Kimberley_ScharfKimberley Scharf – Professor of Economics at the University of Warwick

Kimberley Scharf is Professor of Economics at the University of Warwick. She is also co-founder and President of Public Economics UK (PEUK), Research Associate at the Centre for Economic Policy Research (CEPR), and the IFO Institute at the Center for Economic Studies (CESifo). 

“As the UK economy begins to recover, what do you think charities can learn from the recession years? Are there any measures that charities can take to safeguard their organisation against future recessions?”

The answer

Charities need buffers against short-run income fluctuations, in order to protect the continuity of their operations in the face of revenue downturns. The lack of a proper buffer against such fluctuations can lead to short-term myopic responses on the part of charities. This can undermine their mission and compromise their medium-run and long-run sustainability, causing programs to be disrupted and their aims to be overly influenced by transitory changes. Put more simply, having to continuously refocus activities and reorganise the organisation involves adjustment costs that are wasteful in the medium and long run. Ways of dealing with this include diversification of income sources and increased reliance on investment income (e.g. charitable trusts).

At the same time that charities should attempt to neutralise effects of fluctuations on their operations and prevent knee-jerk responses stemming from pressures on the income side of their organisation – and without implying a contradiction with these aims – charities need to be responsive to fluctuations that relate to the needs that their activities serve, i.e. they should try to identify how economic downturns affect the circumstances of the beneficiaries of their programmes and should react accordingly. For example, in bad times, food banks will need to supply more meals for the hungry than they would in good times; responding to their mission as consumption smoothers for individuals in need. Food banks should then build capacity in good times (when less is needed, providing less), which allows for quick response to need in bad times (when more is needed).

In summary, charities that want to thrive and be sustainable in the long run need to have long run plans in place that provide buffers against income fluctuations.
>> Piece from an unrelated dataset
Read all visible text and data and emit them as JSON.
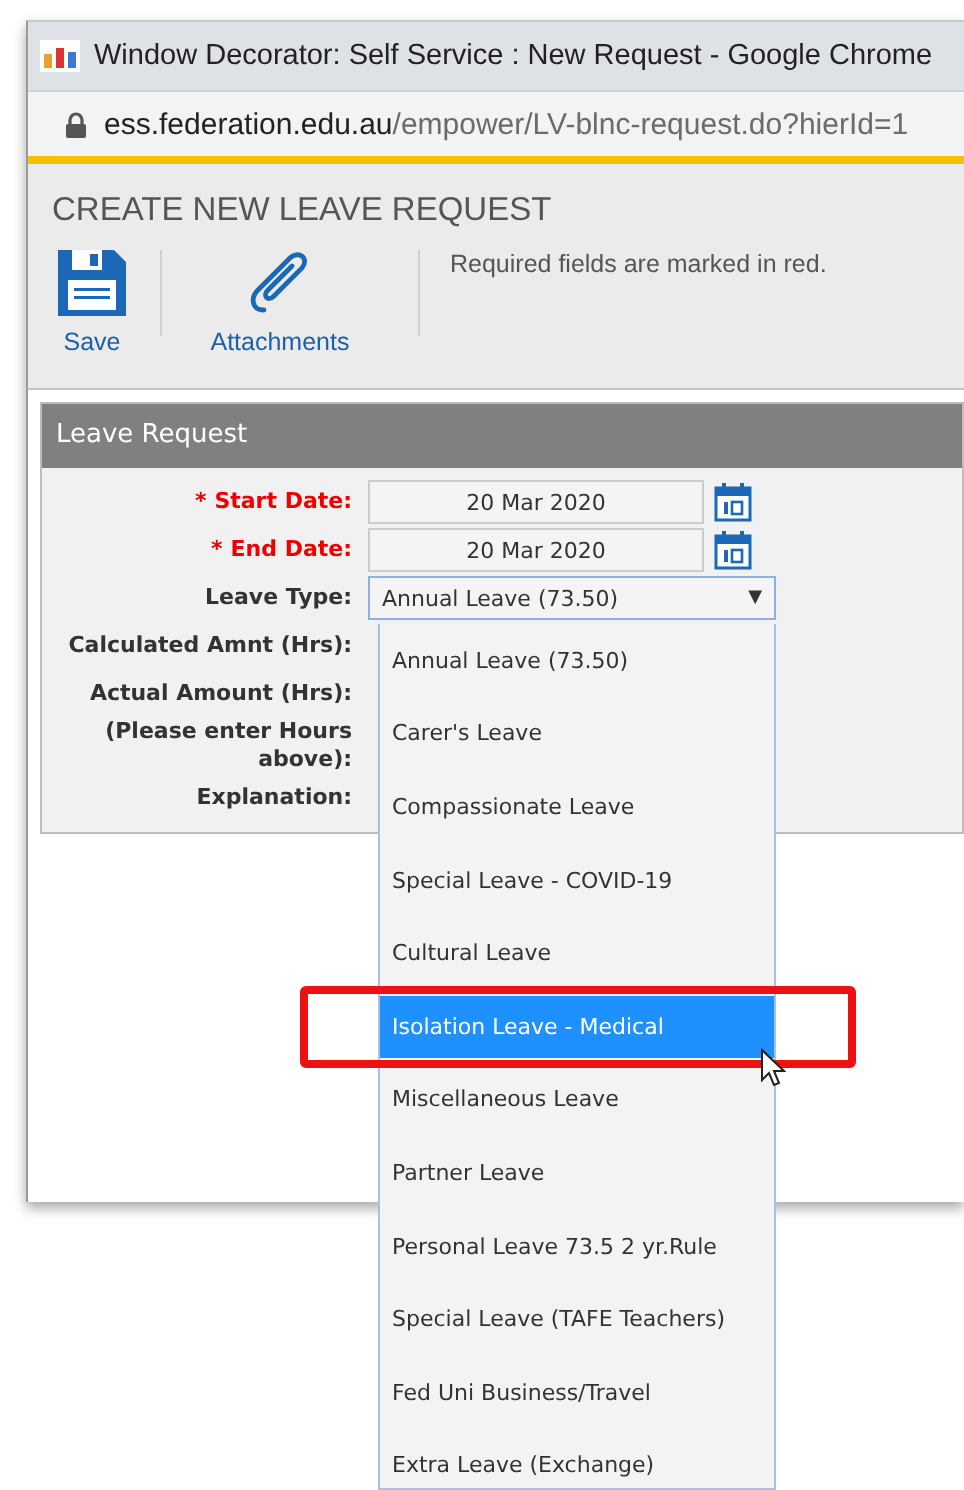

At the same time, they need to have enough flexibility to respond quickly to changes in the needs of their beneficiaries. Achieving both of these objectives at the same time requires proper planning, ingenuity and technical know-how.